An old French proverb holds that providence watches over fools and drunkards.
In a similar manner, married San Francisco couples who never plan to avoid the estate tax are saved from their own folly by a tax provision known as the “unlimited marital deduction” – but providence’s protection is only temporary.
In a nutshell, the unlimited marital deduction allows any amount from the estate of the first spouse to pass to the surviving spouse without any estate tax. Unlike estate and gift tax exemptions, the marital deduction is unlimited in size. As a result, the surviving spouse is saved from his or her failure to plan ahead – but only temporarily, and at the cost of potentially paying significant estate taxes that could have been avoided.

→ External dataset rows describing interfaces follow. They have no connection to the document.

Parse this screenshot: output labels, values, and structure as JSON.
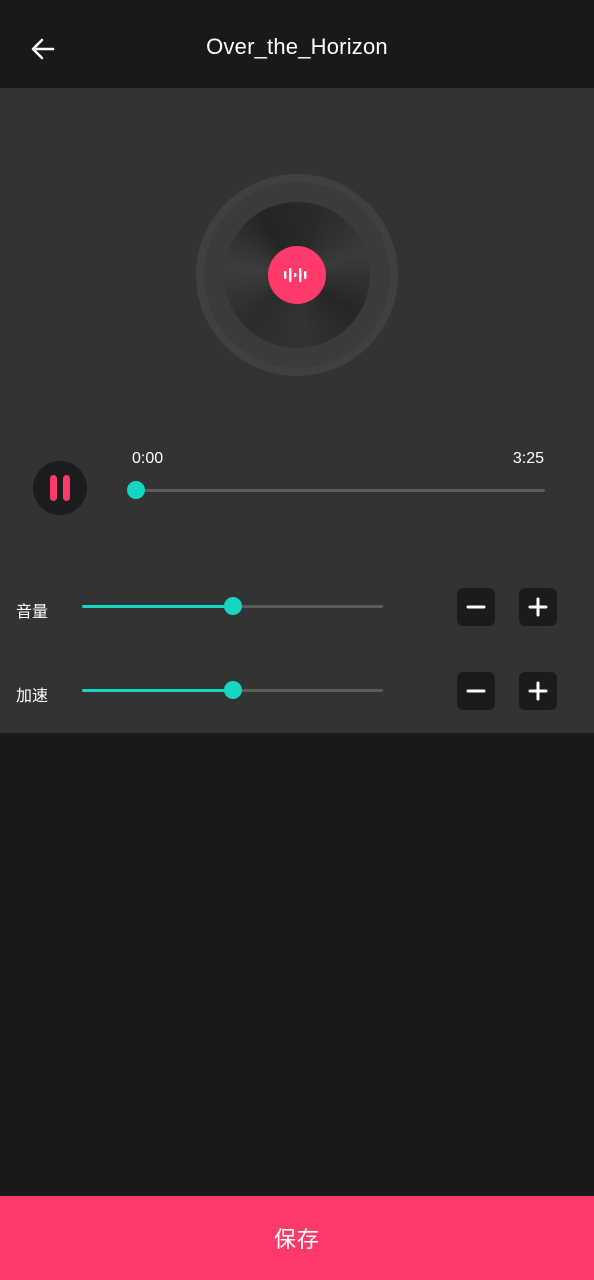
{
  "header": {
    "title": "Over_the_Horizon",
    "back_icon": "arrow-left-icon"
  },
  "player": {
    "disc_icon": "audio-wave-icon",
    "state": "playing",
    "pause_icon": "pause-icon",
    "current_time": "0:00",
    "total_time": "3:25",
    "progress": 0.0
  },
  "volume": {
    "label": "音量",
    "level": 0.5,
    "minus_icon": "minus-icon",
    "plus_icon": "plus-icon"
  },
  "speed": {
    "label": "加速",
    "level": 0.5,
    "minus_icon": "minus-icon",
    "plus_icon": "plus-icon"
  },
  "footer": {
    "save_label": "保存"
  },
  "colors": {
    "accent": "#15d6c3",
    "brand": "#fe3a6b",
    "panel": "#333333",
    "background": "#19191b"
  }
}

As you may recall from last month’s column, the estates of those who die beginning Jan. 1, 2013 are subject to tax after an exclusion of just $1 million, versus the current $5.12 million. In a city like San Francisco, where a modest two-bedroom condominium can top $1 million and a small Marina District home can easily exceed $2 million in value, the new lower limits expose more individuals and couples to the estate tax.
This need to plan is seemingly at odds with our earlier discussion of the unlimited marital deduction. Recall, however, that the unlimited marital deduction offers only temporary – and therefore illusory – protection. Its two primary downsides are:
- The deduction shields the first-passing spouse’s estate from the federal estate tax, but offers no protection for the estate of the second spouse.
- The ability to shift unused tax exemptions from the estate of the first deceased to the estate of the second (known as portability) ends on Dec. 31, 2012.
An example will illuminate why relying on the unlimited marital deduction to sidestep taxes after the death of the first spouse is ultimately shortsighted.
Husband has an estate of $1 million, and Wife $2.5 million ($3.5 million total). The couple has done no estate planning beyond a joint will providing that the survivor receives all of the deceased’s property. Wife passes in 2013 and financial catastrophe ensues:
- Some of Wife’s estate could be subject to probate fees of tens of thousands of dollars (when, as shown last month, maximum assets should have been placed into a living or other trust to side-step the cost and delay of probate).
- Husband uses the unlimited marital deduction as a post-death maneuver to shield from estate tax the $2.5 million he receives from Wife.
- However, if Husband should pass in 2014 or later (assuming no change to exemption rules and no restoration of portability), $2.5 million of his $3.5 million total estate will be exposed to the estate tax.
- By comparison, proper planning via an “AB Disclaimer Trust” could have shielded all but $1.5 million of Husband and Wife’s combined estates from the estate tax.
Instead of delving into the details of the Disclaimer Trust, you need only know its results:
- The survivor receives the income and (typically) limited rights to spend Trust A principal during the survivor’s life, with the property then shifting to final beneficiaries upon the second spouse’s passing. Importantly, Trust A is considered part of the first deceased spouse’s estate, eligible for the estate tax exemption applicable in that individual’s year of death.
- Unlike a traditional AB Trust, an AB Disclaimer Trust does not require that the first deceased spouse’s property go into Trust A. The survivor is allowed to take or disclaim the first deceased’s assets. As a result, the document can be established decades in advance, with no foreknowledge of the estate tax exemption in effect when the first spouse passes, and with no need to predict future changes in the surviving spouse’s finances.
Most couples are comfortable with paying an attorney to prepare a complex document like an AB Disclaimer Trust. Choose a lawyer who will conduct a full review of your estate and create the plan that’s right for you, and consider one offering a free consultation and willing to work (when appropriate) on a fixed-fee basis.